First, continuity in work tends to improve work quality over time. Some of our drivers have been with us for over 20 years, and we work hard to instill a sense of patient responsibility in them—it’s the “no job is too small” ethic that guides us day to day. The care and quality of work our long-term team members demonstrate reflects who we are as a company. And this care directly affects the patients we serve.
In addition, when people spend more time at the same job, more meaningful workplace relationships develop. This camaraderie directly affects job satisfaction. Gallup found that close work friendships boost employee satisfaction by 50% and people with a best friend at work are seven times more likely to engage fully in their work.
Healthy relationships in the workplace make work more enjoyable, and for our drivers, the connections they have developed with hospital and lab staff can make going to work feel like visiting friends. And our clients want to know if their driver will be on holiday or is sick—their investment in the relationship goes beyond having a specimen picked up. For both the labs and the couriers, better relationships translate into better patient care.
Healthcare for healthcare industry employees creates empathy for patients
In the healthcare industry, perhaps the most positive outcome of providing employees health benefits is that they are more likely to empathize with the patients they are serving, positively affecting patient care. Empathy is hearing or recognizing the emotion behind what someone is saying, and it’s what allows us to put ourselves in their shoes.

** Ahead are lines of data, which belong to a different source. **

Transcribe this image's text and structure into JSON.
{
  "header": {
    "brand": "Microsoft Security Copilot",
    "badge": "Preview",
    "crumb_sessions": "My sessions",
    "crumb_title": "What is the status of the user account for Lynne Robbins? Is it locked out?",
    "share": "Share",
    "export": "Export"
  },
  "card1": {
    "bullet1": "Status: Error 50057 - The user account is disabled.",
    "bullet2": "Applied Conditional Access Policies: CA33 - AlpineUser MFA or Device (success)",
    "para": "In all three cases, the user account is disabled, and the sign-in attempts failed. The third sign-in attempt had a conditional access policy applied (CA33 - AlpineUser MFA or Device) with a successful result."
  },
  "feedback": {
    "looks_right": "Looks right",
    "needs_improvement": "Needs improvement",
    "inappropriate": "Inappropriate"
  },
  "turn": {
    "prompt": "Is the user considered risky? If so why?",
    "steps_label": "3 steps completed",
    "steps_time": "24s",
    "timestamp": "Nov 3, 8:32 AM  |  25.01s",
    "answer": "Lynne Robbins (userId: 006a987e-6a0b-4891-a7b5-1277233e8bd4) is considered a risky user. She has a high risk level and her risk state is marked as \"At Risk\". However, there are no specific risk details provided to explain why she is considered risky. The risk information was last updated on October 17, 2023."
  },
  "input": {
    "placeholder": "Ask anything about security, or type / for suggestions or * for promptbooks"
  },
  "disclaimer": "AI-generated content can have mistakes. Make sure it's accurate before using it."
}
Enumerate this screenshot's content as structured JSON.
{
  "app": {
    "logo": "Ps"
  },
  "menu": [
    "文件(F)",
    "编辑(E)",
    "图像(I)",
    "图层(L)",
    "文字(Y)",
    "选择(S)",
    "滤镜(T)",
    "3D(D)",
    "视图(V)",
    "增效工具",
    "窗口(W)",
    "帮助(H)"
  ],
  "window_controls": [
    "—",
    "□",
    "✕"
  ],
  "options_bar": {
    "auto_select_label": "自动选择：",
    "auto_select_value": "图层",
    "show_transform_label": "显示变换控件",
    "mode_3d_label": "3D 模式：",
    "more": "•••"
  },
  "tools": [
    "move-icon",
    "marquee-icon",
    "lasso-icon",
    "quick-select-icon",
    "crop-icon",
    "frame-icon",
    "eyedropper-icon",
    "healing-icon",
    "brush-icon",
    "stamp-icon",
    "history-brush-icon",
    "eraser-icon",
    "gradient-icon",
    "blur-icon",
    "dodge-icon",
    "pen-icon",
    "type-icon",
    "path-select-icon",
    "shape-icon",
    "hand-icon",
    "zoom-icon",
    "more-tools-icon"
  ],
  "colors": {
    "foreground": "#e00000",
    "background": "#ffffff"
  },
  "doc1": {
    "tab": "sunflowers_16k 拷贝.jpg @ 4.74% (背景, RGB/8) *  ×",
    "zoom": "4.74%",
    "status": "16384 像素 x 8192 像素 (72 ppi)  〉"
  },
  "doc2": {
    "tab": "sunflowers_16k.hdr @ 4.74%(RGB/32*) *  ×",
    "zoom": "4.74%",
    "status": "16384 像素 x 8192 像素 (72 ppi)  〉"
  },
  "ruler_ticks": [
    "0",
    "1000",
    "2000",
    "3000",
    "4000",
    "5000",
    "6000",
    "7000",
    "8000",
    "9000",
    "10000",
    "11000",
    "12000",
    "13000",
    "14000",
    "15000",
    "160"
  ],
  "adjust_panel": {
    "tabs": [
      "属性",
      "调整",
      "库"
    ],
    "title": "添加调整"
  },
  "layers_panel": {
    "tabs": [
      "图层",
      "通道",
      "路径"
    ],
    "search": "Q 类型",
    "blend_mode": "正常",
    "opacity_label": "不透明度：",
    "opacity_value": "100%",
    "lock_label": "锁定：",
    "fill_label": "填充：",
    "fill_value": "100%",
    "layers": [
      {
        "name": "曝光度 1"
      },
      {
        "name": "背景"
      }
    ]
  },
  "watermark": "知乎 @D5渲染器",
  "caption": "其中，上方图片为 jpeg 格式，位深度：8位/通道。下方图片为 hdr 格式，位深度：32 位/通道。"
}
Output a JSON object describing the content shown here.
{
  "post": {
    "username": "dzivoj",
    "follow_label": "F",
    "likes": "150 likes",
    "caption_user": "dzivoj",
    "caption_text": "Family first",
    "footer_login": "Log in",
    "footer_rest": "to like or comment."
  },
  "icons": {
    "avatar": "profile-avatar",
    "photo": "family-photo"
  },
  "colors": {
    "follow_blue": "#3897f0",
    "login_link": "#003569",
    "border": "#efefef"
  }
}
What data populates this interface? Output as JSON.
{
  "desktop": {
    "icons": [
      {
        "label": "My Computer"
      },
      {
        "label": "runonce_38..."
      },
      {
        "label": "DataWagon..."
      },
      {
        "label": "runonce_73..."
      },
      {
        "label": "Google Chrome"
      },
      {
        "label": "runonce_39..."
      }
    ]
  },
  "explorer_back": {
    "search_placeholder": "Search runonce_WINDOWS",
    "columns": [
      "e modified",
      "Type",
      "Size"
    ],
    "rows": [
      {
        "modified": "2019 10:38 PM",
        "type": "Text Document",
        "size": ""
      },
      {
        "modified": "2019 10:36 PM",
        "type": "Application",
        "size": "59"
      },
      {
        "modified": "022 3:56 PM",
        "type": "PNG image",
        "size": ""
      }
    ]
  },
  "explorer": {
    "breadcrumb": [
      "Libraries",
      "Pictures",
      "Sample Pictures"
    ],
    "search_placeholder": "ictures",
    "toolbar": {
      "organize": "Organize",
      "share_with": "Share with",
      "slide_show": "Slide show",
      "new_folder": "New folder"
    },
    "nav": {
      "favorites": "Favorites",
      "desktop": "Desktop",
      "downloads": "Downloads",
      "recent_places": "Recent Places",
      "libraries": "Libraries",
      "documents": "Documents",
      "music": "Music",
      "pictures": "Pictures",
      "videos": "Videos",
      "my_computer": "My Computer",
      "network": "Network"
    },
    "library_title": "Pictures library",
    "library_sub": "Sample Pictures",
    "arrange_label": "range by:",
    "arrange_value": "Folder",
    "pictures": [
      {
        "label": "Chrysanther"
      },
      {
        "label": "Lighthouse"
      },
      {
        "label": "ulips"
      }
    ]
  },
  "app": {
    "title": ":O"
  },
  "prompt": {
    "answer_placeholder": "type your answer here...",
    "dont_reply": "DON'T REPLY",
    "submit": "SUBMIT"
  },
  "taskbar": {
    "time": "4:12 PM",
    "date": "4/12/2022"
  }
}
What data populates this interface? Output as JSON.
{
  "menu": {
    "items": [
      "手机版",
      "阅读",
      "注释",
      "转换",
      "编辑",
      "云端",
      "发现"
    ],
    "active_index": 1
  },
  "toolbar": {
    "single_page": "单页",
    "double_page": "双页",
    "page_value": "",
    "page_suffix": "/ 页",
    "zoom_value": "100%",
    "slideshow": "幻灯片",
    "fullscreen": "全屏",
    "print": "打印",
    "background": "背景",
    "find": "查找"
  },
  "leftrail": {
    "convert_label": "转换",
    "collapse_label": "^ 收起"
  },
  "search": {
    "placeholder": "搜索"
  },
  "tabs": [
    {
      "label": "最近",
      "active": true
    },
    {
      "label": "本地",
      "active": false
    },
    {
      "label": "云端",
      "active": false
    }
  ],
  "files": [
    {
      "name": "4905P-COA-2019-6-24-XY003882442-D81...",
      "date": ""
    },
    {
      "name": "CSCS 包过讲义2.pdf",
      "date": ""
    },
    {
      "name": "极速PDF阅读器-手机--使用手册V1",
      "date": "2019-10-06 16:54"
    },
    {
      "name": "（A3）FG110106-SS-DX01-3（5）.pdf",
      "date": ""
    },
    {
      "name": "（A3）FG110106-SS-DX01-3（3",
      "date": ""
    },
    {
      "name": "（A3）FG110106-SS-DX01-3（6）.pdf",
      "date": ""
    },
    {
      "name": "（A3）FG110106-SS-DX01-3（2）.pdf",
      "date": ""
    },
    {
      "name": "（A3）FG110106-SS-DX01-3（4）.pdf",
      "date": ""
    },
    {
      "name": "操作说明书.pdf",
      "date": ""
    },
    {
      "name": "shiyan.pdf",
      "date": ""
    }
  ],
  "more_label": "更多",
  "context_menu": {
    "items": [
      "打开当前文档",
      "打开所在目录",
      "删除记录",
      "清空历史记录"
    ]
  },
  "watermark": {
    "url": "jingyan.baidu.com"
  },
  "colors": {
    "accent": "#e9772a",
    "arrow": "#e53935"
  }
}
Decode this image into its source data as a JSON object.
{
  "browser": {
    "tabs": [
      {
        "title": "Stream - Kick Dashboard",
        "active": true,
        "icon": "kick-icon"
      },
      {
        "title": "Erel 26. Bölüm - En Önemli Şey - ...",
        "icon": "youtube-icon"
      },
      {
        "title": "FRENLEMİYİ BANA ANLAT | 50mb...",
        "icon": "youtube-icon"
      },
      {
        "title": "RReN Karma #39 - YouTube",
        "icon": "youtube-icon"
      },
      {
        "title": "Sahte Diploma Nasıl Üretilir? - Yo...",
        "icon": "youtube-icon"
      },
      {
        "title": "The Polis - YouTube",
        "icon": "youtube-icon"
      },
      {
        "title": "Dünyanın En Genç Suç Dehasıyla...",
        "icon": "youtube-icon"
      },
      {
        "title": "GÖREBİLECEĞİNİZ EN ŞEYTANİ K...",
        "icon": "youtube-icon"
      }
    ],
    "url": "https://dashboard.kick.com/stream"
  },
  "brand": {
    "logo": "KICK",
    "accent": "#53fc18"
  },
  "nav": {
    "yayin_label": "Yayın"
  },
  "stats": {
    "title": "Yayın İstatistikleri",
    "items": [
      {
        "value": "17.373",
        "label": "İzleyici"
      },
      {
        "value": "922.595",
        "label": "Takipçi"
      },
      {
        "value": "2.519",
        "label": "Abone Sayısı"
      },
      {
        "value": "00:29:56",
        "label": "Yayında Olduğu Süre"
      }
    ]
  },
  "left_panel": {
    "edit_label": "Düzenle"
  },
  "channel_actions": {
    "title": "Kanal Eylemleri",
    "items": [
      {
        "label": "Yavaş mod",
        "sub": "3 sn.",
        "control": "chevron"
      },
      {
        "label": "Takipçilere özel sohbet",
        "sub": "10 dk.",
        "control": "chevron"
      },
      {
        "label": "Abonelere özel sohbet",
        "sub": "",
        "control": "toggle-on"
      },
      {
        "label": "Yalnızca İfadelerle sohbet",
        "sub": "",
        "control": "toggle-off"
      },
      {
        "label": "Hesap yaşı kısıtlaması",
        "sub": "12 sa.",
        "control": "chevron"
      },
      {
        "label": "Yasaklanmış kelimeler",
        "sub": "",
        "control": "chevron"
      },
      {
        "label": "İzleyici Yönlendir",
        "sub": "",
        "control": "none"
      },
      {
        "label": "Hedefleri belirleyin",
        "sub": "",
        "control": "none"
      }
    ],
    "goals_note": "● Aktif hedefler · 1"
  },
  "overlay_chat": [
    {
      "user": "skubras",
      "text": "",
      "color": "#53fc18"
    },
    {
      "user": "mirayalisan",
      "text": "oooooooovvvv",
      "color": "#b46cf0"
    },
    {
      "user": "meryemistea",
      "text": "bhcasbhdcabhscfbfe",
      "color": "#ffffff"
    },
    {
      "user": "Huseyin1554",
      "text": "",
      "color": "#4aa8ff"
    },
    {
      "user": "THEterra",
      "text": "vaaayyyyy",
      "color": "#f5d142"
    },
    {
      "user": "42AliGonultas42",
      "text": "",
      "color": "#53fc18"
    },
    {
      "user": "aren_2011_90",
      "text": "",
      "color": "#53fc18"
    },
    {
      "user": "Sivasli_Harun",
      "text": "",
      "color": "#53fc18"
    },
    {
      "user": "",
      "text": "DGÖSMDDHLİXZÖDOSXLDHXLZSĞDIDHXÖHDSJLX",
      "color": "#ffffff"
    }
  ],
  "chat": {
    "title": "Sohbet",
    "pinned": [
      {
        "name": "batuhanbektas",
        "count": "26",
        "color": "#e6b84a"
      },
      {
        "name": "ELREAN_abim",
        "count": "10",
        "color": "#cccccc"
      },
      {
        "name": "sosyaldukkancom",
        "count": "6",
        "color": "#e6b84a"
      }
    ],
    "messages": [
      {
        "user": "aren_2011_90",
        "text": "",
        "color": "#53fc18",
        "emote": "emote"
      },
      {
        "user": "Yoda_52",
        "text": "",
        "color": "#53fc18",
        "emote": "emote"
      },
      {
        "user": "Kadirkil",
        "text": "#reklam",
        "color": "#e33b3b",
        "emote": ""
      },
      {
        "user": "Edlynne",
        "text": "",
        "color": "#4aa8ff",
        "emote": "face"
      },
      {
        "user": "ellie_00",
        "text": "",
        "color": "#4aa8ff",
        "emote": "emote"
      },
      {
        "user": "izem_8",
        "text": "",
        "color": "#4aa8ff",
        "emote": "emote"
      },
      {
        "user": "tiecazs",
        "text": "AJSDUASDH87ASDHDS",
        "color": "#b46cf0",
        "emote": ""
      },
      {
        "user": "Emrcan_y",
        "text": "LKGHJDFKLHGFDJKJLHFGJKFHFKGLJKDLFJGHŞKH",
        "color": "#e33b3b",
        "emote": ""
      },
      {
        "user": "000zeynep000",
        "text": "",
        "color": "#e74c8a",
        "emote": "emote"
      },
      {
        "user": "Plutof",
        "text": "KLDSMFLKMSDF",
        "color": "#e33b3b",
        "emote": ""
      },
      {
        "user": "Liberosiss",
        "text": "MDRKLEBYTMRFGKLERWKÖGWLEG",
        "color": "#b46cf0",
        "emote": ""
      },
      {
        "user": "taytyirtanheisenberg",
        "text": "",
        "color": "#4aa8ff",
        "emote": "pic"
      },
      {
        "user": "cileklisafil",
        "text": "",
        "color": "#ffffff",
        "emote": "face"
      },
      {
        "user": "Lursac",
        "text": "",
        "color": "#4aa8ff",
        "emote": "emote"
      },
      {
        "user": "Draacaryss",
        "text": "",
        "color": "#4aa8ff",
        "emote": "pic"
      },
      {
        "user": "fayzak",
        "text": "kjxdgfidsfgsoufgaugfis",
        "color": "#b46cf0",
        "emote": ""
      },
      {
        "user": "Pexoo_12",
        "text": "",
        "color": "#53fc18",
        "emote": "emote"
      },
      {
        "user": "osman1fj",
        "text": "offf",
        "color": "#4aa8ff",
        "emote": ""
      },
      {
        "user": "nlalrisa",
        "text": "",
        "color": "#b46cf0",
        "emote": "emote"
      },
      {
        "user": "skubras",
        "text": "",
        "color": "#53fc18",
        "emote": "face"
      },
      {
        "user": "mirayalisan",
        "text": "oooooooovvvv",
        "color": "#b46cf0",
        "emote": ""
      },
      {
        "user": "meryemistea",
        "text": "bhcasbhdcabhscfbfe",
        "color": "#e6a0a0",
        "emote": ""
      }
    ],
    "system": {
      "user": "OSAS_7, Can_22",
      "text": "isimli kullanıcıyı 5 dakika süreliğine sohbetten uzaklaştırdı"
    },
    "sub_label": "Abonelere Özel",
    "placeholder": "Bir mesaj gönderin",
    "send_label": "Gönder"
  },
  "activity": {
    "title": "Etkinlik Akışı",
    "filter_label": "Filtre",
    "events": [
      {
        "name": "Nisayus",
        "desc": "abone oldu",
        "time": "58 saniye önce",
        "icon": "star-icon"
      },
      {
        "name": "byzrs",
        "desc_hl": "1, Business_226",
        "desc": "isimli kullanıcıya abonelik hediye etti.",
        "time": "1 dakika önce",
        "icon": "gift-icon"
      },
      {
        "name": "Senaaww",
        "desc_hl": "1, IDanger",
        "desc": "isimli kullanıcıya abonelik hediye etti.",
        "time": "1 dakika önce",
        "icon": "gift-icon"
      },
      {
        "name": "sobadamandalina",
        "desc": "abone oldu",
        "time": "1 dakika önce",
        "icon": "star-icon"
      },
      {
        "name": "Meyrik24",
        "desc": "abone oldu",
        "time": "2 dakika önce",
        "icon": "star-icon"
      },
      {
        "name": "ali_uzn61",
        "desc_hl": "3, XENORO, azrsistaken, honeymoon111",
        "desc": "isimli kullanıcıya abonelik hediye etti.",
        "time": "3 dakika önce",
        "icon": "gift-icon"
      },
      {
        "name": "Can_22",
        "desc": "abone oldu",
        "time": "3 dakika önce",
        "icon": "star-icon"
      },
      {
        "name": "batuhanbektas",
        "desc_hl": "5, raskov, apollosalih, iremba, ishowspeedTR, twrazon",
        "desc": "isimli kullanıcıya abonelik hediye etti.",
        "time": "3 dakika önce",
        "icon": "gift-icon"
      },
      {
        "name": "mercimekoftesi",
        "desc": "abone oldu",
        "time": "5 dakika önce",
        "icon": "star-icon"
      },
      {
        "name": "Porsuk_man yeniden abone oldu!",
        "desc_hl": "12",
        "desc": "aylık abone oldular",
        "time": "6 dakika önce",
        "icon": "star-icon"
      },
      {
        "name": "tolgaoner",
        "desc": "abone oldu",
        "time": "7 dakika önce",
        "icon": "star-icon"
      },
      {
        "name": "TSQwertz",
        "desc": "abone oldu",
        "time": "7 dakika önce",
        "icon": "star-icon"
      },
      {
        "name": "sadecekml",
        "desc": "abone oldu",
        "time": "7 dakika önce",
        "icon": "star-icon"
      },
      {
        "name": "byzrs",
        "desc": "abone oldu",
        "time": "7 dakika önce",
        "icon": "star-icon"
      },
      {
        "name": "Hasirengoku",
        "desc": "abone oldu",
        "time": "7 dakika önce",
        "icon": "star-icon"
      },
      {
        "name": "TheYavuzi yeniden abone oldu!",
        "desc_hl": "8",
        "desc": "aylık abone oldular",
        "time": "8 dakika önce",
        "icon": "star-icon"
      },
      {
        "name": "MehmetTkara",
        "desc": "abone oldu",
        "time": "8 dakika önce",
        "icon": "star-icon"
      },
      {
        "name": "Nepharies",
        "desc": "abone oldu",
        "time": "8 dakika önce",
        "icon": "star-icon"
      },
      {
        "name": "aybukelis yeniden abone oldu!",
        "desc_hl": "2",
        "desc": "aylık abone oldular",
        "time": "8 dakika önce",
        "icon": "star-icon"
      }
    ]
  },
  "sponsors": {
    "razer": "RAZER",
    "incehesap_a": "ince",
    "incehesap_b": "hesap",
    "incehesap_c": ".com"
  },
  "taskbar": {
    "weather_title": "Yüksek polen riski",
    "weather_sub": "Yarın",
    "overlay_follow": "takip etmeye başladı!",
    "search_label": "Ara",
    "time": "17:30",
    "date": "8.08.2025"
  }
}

Imagine a scenario in which a medical courier picks up a specimen from a hospital to transport it to a lab for testing. If that courier has visited a hospital recently for a similar test and had to wait for results, they’ll be more likely to empathize with the patient whose name is on the specimen bag even though they’ve never met them because they’ve had a similar experience.
This empathy translates to carefulness and increased attention in doing the job right. There is a “This could be me or someone I love” response that naturally makes us more attentive to the details that could save a life.
Providing health care for our drivers has improved the quality of the service we offer. It’s kept them with us longer, and has created a family atmosphere in the workplace that makes work more enjoyable. And because medical couriers play such a critical role on a patient’s road to health, helping them relate to the human beings behind the specimens they’re transporting is how we help them deliver excellent patient care.